With an uptick in oil rigs, concerns about the supply of frac sand, the key component of drilling, are also arising.
As Business Insider reports, oil producers have added hundreds of rigs in U.S. oil fields from Texas to North Dakota. A couple of weeks ago, the U.S. rig count hit 591, the highest since October of 2015.
U.S. producers pump frac sand and other materials into wells to break up shale rock and produce oil and as wells get longer and wider, larger amounts of sand are required.
Frac sand companies were among the hardest hit during the oil rout of the past two years but global oil production cuts are expected to provide stable higher prices, so producers are once again looking to lock in long-term supply contracts.

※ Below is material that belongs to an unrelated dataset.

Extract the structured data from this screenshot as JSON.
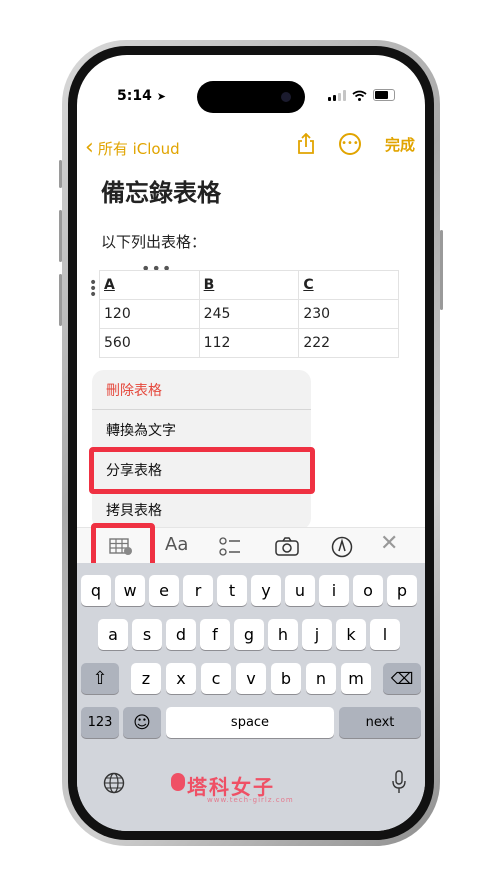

Financial planning company Raymond James estimates frac sand demand will hit record levels this year at roughly 55 million tons and exceed 80 million tons by next year, 60 percent above 2014 levels, due in large part to producers requiring more sand per well. This is expected to push sand prices up by 60 percent over the next 18 months.